The first module “Transport and Climate Action” presented MRV systems in the context of climate policy and transport. Subsequently, climate mitigation initiatives in transport were presented. Likewise, the methodology of causal chains for mitigation projects in transport was presented, with exercises applied to electric mobility, promotion of bicycles, scrapping of freight vehicles, among others.

Module 2 “Quantification Methods and Data Requirements: Monitoring and Reporting” focused on Greenhouse Gas (GHG) baselines and data collection systems, including examples from the MODEM system of the Chilean Ministry of Transport and Telecommunications, as well as experiences from Colombia and Costa Rica.
During this space, emphasis was placed on MRV as a working arrangement in which not only data is analysed, but also cross-referenced with causal chains to find better solutions.

“MRV is a group of people who agree to work towards certain objectives.”

José Pacheco, Hill Consulting

Module 3 “Defining mitigation scenarios and targets: basis for verification” explained the construction of decarbonisation scenarios as a first step to verification. Available tools were also provided for their projection. The last module “Monitoring of measures: Ex-post monitoring and verification” focused on the monitoring of NDC measures in the transport sector.

Lessons learned and next steps

Attendees valued first of all the opportunity to learn about valuable experiences from other countries.

“The exchange was interesting. You realise that all the countries are tackling the problem differently, within the possibilities that each one has to obtain information.”

Valeria Tapia, Transport Planning Secretariat of the Chilean Ministry of Transport and Telecommunications

They also emphasised learning to calculate and understand MRV systems and to appreciate the importance of good data sources.

“They have presented us with very interesting methodologies that could be applicable in some Peruvian cities. From the central government, we are progressively seeking to instruct, train and accompany the entities in charge of transport, to develop an inventory of emissions that is more robust and more transparent in order to know exactly the emissions that we generate in the sector,”

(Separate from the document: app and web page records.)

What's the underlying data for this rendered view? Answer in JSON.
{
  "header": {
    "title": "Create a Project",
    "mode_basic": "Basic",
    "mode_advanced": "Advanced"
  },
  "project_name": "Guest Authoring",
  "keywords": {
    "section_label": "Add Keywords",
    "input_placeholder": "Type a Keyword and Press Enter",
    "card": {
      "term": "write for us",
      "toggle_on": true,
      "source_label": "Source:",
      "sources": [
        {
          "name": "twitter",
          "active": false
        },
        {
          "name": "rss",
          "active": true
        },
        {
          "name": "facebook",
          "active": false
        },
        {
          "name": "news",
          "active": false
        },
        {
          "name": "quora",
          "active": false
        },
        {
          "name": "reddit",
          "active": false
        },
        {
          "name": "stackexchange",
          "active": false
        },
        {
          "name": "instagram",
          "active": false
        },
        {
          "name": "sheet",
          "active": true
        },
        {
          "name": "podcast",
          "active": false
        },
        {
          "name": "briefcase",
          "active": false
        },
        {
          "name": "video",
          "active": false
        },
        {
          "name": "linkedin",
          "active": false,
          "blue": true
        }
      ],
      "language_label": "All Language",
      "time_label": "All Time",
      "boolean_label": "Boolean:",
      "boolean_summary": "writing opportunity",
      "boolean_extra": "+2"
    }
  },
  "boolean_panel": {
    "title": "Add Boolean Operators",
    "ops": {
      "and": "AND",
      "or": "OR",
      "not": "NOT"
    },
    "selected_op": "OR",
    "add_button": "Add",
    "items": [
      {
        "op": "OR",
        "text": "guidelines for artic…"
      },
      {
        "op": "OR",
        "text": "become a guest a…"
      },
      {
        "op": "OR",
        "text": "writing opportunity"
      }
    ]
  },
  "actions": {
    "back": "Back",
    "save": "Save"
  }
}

Milagros Morales, Ministry of Transport and Communications Peru

For the next steps, most of the participants considered it relevant to have a regional exchange platform and to generate a repository of study documents.

Having spaces and communities of practice is presented as an opportunity in the face of the challenges of advancing long-term climate commitments, such as the goal of carbon neutrality by 2050. In this way, the next challenges are to innovate and create mechanisms to continue sharing experiences so that no country in Latin America is left behind.


Andrea Palma, Santiago